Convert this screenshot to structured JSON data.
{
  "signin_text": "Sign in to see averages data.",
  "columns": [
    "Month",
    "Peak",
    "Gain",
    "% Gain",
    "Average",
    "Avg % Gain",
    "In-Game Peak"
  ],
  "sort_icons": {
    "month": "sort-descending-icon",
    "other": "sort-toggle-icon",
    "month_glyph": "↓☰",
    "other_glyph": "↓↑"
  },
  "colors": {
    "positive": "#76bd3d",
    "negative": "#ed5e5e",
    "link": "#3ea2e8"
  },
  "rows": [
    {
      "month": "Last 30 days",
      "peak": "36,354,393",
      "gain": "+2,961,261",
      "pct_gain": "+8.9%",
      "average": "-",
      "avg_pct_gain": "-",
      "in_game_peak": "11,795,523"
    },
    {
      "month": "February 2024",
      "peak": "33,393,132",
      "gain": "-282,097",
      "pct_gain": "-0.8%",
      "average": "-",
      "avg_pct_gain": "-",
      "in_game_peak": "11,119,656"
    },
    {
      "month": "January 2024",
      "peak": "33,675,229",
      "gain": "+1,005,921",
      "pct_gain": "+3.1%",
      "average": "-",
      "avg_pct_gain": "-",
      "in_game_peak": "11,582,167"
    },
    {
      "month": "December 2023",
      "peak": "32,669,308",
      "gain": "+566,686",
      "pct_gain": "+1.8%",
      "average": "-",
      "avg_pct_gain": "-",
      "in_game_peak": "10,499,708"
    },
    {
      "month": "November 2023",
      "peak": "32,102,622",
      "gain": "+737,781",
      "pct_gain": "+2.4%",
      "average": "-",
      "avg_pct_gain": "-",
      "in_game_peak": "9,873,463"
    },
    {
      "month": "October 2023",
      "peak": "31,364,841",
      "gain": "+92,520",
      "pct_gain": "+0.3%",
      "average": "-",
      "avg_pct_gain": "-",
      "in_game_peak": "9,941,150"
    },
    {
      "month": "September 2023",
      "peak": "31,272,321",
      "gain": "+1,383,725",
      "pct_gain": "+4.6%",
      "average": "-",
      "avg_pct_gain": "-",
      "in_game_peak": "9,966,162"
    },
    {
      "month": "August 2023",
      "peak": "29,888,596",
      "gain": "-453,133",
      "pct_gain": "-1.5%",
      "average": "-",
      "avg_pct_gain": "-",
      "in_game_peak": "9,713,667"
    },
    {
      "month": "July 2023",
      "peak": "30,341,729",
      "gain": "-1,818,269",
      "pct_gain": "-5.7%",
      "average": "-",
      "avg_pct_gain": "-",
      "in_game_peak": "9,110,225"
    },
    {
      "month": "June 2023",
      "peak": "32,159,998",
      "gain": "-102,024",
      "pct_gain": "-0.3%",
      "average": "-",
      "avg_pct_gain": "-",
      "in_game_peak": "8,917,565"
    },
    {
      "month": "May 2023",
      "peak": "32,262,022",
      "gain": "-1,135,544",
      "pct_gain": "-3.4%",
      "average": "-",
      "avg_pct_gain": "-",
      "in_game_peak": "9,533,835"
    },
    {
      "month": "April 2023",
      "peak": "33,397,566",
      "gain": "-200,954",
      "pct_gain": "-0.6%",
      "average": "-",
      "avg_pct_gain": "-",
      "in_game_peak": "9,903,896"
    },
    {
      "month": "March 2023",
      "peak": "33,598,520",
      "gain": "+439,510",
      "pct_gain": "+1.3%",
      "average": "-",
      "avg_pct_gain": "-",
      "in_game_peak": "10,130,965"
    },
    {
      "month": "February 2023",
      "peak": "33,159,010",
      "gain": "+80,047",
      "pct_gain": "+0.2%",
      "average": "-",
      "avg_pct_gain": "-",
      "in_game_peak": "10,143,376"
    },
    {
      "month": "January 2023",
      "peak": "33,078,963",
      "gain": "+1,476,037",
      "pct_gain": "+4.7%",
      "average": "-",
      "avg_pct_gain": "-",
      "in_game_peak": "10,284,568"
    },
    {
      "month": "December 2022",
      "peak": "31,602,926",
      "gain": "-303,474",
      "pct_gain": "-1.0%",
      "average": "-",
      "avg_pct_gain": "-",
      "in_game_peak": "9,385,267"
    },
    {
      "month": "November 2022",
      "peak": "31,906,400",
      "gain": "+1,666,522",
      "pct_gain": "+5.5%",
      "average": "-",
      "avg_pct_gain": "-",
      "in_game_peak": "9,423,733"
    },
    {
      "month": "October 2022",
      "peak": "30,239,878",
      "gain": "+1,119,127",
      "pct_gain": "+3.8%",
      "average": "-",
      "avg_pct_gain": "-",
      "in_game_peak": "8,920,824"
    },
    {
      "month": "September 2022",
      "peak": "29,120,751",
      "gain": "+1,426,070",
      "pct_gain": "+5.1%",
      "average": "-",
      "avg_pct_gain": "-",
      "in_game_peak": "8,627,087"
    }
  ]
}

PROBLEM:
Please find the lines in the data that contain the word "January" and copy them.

TASK RESULT:
      "month": "January 2024",
      "month": "January 2023",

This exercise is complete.